    • Baseline laboratory testing and periodic laboratory monitoring are not routinely indicated during treatment of latent TB. Exceptions are the following:
      • Patients with chronic liver disease (including active hepatitis B or C)
      • Heavy drinkers of alcohol
      • HIV infected patients
      • Pregnant women
      • Post-partum women for the first three months after delivery
        These persons should ALT, AST, and bilirubin measured before and during the course of treatment.
    • If hepatic transaminases exceed 3 times the upper limit of normal in asymptomatic patients, or 5 times the upper limit of normal in patients with symptoms, treatment should be withheld.

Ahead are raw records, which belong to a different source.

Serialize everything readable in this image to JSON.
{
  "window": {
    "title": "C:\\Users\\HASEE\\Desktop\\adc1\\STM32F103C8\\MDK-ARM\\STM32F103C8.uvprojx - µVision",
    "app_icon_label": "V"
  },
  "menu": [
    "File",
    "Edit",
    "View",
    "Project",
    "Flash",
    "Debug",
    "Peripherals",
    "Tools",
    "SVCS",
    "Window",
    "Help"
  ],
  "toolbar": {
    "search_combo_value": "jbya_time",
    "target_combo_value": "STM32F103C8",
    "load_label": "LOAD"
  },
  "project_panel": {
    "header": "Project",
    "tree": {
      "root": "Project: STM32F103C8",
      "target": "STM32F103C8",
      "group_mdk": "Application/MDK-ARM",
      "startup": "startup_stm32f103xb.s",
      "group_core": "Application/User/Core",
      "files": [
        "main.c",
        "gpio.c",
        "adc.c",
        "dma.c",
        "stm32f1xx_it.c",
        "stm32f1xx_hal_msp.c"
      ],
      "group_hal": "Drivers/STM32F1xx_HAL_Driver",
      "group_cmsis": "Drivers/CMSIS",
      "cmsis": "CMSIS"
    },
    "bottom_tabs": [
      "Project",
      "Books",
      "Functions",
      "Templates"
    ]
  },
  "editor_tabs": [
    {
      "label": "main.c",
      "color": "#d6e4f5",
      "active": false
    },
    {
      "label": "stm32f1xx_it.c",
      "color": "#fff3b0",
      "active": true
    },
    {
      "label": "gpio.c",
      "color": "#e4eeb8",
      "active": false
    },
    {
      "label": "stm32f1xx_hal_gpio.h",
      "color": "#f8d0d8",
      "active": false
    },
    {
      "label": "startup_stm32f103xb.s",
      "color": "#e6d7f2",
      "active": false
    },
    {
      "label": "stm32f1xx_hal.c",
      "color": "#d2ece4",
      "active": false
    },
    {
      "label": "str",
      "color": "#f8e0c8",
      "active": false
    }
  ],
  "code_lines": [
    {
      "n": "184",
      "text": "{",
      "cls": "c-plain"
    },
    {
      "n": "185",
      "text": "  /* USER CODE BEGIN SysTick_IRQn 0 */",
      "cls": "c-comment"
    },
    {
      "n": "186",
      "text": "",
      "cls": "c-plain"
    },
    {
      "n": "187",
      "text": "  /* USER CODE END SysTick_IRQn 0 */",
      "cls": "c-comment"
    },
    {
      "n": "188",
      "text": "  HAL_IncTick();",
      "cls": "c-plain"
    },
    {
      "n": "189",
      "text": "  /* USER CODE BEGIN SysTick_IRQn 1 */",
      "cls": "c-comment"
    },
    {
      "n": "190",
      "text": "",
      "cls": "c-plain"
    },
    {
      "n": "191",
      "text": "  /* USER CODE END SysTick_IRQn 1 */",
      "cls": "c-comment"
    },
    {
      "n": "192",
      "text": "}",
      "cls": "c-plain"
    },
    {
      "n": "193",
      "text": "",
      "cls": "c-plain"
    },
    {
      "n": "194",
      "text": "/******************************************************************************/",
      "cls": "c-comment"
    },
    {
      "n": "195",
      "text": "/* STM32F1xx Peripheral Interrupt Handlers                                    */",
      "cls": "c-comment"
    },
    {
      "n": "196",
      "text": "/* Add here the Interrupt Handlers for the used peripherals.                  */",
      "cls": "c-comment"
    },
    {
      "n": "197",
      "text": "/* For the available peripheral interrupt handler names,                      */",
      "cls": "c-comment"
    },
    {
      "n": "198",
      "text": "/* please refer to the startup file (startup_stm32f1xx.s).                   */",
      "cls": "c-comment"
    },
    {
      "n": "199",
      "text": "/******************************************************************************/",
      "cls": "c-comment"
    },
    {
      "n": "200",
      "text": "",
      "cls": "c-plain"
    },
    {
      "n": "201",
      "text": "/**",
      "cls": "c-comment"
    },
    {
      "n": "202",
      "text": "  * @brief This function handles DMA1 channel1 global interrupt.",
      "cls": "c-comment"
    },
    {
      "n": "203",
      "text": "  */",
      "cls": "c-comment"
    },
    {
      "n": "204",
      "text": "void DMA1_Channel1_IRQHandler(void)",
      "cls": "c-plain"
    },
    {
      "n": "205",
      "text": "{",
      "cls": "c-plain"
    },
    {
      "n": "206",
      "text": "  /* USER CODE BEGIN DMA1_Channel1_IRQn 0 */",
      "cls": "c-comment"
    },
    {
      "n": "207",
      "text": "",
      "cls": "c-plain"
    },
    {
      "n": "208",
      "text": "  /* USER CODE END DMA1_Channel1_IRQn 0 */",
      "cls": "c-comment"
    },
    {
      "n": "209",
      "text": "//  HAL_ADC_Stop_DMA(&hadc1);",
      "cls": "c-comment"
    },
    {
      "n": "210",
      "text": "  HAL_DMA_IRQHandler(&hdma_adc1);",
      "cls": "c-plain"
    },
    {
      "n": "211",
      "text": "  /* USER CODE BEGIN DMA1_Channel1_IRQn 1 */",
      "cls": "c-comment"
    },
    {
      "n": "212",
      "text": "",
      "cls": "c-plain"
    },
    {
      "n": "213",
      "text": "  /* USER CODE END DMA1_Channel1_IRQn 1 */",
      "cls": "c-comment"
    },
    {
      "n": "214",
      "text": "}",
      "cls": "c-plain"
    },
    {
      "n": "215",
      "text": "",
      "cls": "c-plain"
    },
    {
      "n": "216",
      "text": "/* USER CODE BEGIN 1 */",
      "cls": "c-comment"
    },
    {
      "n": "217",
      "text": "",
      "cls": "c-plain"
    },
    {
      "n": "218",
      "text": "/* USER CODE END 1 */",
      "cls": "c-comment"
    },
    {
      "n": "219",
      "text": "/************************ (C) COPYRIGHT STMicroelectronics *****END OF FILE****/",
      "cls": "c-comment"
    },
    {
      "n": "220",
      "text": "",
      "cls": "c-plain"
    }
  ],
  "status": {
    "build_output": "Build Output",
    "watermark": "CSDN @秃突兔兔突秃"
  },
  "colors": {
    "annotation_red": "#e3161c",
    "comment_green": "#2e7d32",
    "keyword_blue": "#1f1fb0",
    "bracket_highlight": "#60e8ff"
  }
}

    Important drug-drug interactions

    Isoniazid increases the levels of:

    • Phenytoin
    • Carbamazepine
    • Warfarin
    • Benzodiazepines

    Aluminum-containing antacids reduce the absorption of isoniazid.

    Rifampin is a potent inducer of hepatic microsomal enzymes, and decreases the levels of several medications, including:

    • Warfarin
    • Oral contraceptives
    • Anticonvulsants
    • Sulfonylureas
    • Digoxin
    • Opiates
    • Cyclosporine
    • Ketoconazole
    • Dapsone

    What about HIV co-infection?

    HIV infection is the greatest known risk factor for the progression of latent M. tuberculosis infection to active TB. In many African countries, 30-60% of all new TB cases occur in people with HIV, and TB is the leading cause of death globally for HIV-infected people. HIV infection is associated with a much higher risk of reactivation of latent TB, and a more rapid progression of disease. Whereas in HIV-negative people a positive TB skin test carries a 5-10% lifetime risk of reactivation, in HIV-positive people reactivation occurs at a rate of 5-7% per year.

    The tuberculin skin test may provide false-negative results in HIV patients due to impaired cellular immunity. However, testing for cutaneous anergy by placing intradermal controls (such as Candida antigen) has not been shown to be of benefit, and is not recommended. The performance of INF-based assays such as QuantiFERON® -TB Gold not yet been established.

    How would you treat contacts of people with multi-drug resistant TB?

    Standard latent TB treatment regimens are unlikely to be effective in high-risk contacts of people with MDR-TB. Treatment should be guided by susceptibility testing of the index case, and expert consultation should be sought.

    References and links